Taking aim at the K-12 education space,KC Digital Drive and Hive KC Learning Community have just launched the Hive KC Digital Drive Fund. The fund is designed to support local projects and organizations that promote youth learning through digital technology.
The first recipient of Hive KC Digital Drive funding is Tech sHeroes. An initiative of KC Women in Technology, Tech sHeroes encourages 7th and 8th grade girls to seek out careers in technology, learn to code and take on tech-related projects to benefit their school and community. Google Fiber has generously granted the first $5,000 in seed funding for the project.
The education-focused Hive KC Digital Drive Fund is the latest development in KC Digital Drive’s ongoing mission to uplift grassroots initiatives that use technology to bring social change.
KC Digital Drive was first commissioned by the Mayors’ Bistate Innovations Team in 2012 to implement a digital playbook for the region. One of the “plays” in the book was to pilot next-generation apps that would use the power of Google Fiber and other gigabit networks to make Kansas City a better place to live and work.
Working in partnership with the Kauffman Foundation, Mozilla, and U.S. Ignite, in March 2013, KC Digital Drive held the first Hacking the Gigabit City hackathon to spur development of apps that would use the gigabit framework to deliver services. More than 130 developers and technologists joined over a weekend to explore ideas ranging from interactive online education, to telemedicine in schools, to 3D urban planning. Another hackathon, Gigabit Explorer Challenge, followed in November 2013, with support from US Ignite.
The winners of the first Hacking the Gigabit City were invited to compete for a $500,000 pot in the Mozilla Ignite Challenge. Soon after, Mozilla, with support from the National Science Foundation and U.S. Ignite, created the Gigabit Community Fund. So far in 2014, $300,000 has been awarded to two dozen educational projects in both Kansas City and its gigabit sister city of Chattanooga, Tennessee. Of the nine Kansas City projects to receive Gigabit Community Fund grants, four began at our gigabit hackathons: Bonner Springs Fire Dept, Reconciliation Services, PlanIT Impact, and Fitnet Health. (A fifth grantee, Big Bang, was incubated at KC Digital Drive’s 1 Billion Bits meetup.)

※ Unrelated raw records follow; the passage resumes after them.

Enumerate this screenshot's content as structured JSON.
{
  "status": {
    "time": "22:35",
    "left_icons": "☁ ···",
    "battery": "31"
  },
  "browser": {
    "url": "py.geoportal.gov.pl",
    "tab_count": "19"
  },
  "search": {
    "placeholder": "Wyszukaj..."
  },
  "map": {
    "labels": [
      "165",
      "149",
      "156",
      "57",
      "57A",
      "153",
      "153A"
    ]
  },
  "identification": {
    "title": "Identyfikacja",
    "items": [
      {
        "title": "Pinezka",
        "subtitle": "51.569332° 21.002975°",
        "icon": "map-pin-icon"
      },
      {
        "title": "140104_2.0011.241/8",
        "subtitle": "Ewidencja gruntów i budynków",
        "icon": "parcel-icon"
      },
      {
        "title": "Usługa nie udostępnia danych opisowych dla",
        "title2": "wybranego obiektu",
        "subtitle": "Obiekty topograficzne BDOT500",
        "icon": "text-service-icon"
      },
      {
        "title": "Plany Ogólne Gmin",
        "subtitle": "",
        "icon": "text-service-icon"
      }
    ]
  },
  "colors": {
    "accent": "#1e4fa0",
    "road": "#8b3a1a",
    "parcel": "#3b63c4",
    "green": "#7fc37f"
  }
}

Welcoming the Hive
Meanwhile, as the relationship between Mozilla, U.S. Ignite, KC Digital Drive and the wider Kansas City educational community solidified, Mozilla selected KC as the next location to receive a Hive Learning Community.
Like its counterparts in cities such as New York, Chicago and Toronto, Hive KC is a member-based group of teachers, educators and youth-serving organizations collaborating across open networks to enhance their profession and deliver more innovative experiences to youth.

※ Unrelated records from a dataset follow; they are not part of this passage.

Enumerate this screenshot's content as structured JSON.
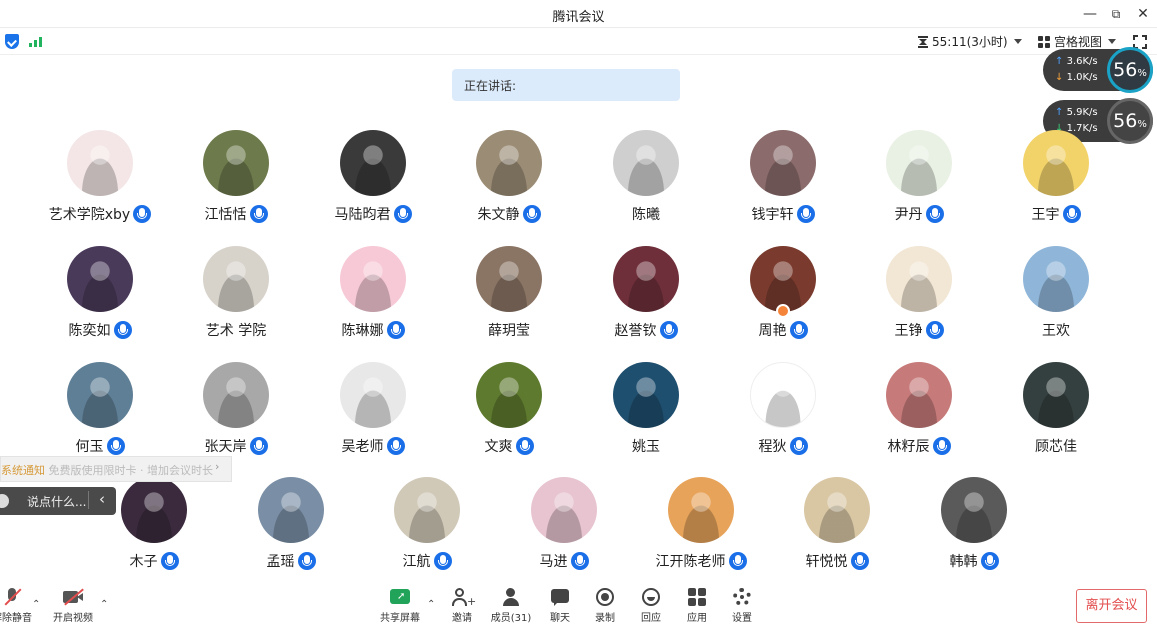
{
  "window": {
    "title": "腾讯会议",
    "minimize": "—",
    "restore": "⧉",
    "close": "✕"
  },
  "topbar": {
    "timer": "55:11(3小时)",
    "view_label": "宫格视图"
  },
  "speaking_label": "正在讲话:",
  "network": [
    {
      "up": "3.6K/s",
      "down": "1.0K/s",
      "percent": "56",
      "percent_sign": "%"
    },
    {
      "up": "5.9K/s",
      "down": "1.7K/s",
      "percent": "56",
      "percent_sign": "%"
    }
  ],
  "participants": [
    {
      "name": "艺术学院xby",
      "mic": true,
      "color": "#f4e6e6"
    },
    {
      "name": "江恬恬",
      "mic": true,
      "color": "#6d7a4b"
    },
    {
      "name": "马陆昀君",
      "mic": true,
      "color": "#3a3a3a"
    },
    {
      "name": "朱文静",
      "mic": true,
      "color": "#9b8c75"
    },
    {
      "name": "陈曦",
      "mic": false,
      "color": "#cfcfcf"
    },
    {
      "name": "钱宇轩",
      "mic": true,
      "color": "#8b6b6b"
    },
    {
      "name": "尹丹",
      "mic": true,
      "color": "#e9f1e4"
    },
    {
      "name": "王宇",
      "mic": true,
      "color": "#f2d36a"
    },
    {
      "name": "陈奕如",
      "mic": true,
      "color": "#4a3a5a"
    },
    {
      "name": "艺术 学院",
      "mic": false,
      "color": "#d7d3cb"
    },
    {
      "name": "陈琳娜",
      "mic": true,
      "color": "#f7c9d6"
    },
    {
      "name": "薛玥莹",
      "mic": false,
      "color": "#8a7464"
    },
    {
      "name": "赵誉钦",
      "mic": true,
      "color": "#6e2f3a"
    },
    {
      "name": "周艳",
      "mic": true,
      "color": "#7a3b2e",
      "host": true
    },
    {
      "name": "王铮",
      "mic": true,
      "color": "#f2e6d4"
    },
    {
      "name": "王欢",
      "mic": false,
      "color": "#8fb6d8"
    },
    {
      "name": "何玉",
      "mic": true,
      "color": "#5f7f96"
    },
    {
      "name": "张天岸",
      "mic": true,
      "color": "#a8a8a8"
    },
    {
      "name": "吴老师",
      "mic": true,
      "color": "#e8e8e8"
    },
    {
      "name": "文爽",
      "mic": true,
      "color": "#5e7a2e"
    },
    {
      "name": "姚玉",
      "mic": false,
      "color": "#1f4f6f"
    },
    {
      "name": "程狄",
      "mic": true,
      "color": "#ffffff"
    },
    {
      "name": "林籽辰",
      "mic": true,
      "color": "#c77a7a"
    },
    {
      "name": "顾芯佳",
      "mic": false,
      "color": "#34403f"
    },
    {
      "name": "木子",
      "mic": true,
      "color": "#3b2a3d"
    },
    {
      "name": "孟瑶",
      "mic": true,
      "color": "#7a8fa6"
    },
    {
      "name": "江航",
      "mic": true,
      "color": "#d1c9b8"
    },
    {
      "name": "马进",
      "mic": true,
      "color": "#e7c4cf"
    },
    {
      "name": "江开陈老师",
      "mic": true,
      "color": "#e7a35a"
    },
    {
      "name": "轩悦悦",
      "mic": true,
      "color": "#d9c7a4"
    },
    {
      "name": "韩韩",
      "mic": true,
      "color": "#5a5a5a"
    }
  ],
  "notice": {
    "title": "系统通知",
    "text": "免费版使用限时卡 · 增加会议时长",
    "arrow": "›"
  },
  "chat": {
    "placeholder": "说点什么...",
    "collapse": "‹"
  },
  "bottom": {
    "mute_label": "解除静音",
    "video_label": "开启视频",
    "share_label": "共享屏幕",
    "invite_label": "邀请",
    "members_label": "成员(31)",
    "chat_label": "聊天",
    "record_label": "录制",
    "react_label": "回应",
    "apps_label": "应用",
    "settings_label": "设置",
    "leave_label": "离开会议"
  },
  "colors": {
    "accent": "#1a6fe8",
    "leave": "#e34d4d",
    "speaking_bg": "#dcebfb"
  }
}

With Hive KC firmly established, KC Digital Drive saw an opportunity to collaborate to support locally grown projects in the education field that might otherwise fall through the cracks.
“As the Gigabit Community Fund allowed high-bandwidth powered projects like Fitnet and PlanIT Impact to take off, we found a lot of other projects worth funding that don’t necessarily need the gigabit,” says Aaron Deacon, Managing Director of KC Digital Drive. “The Hive KC Digital Drive fund creates a mechanism for us to do that.”
Tech sHeroes is the first to benefit from this new mechanism. KCWIT plans to launch the program in the fall.
Meanwhile, the KC Hive Digital Drive Fund is looking for more contributors, partners and projects.
If you would like to know more about the fund, including how to donate or have a project funded, contact Kari Keefe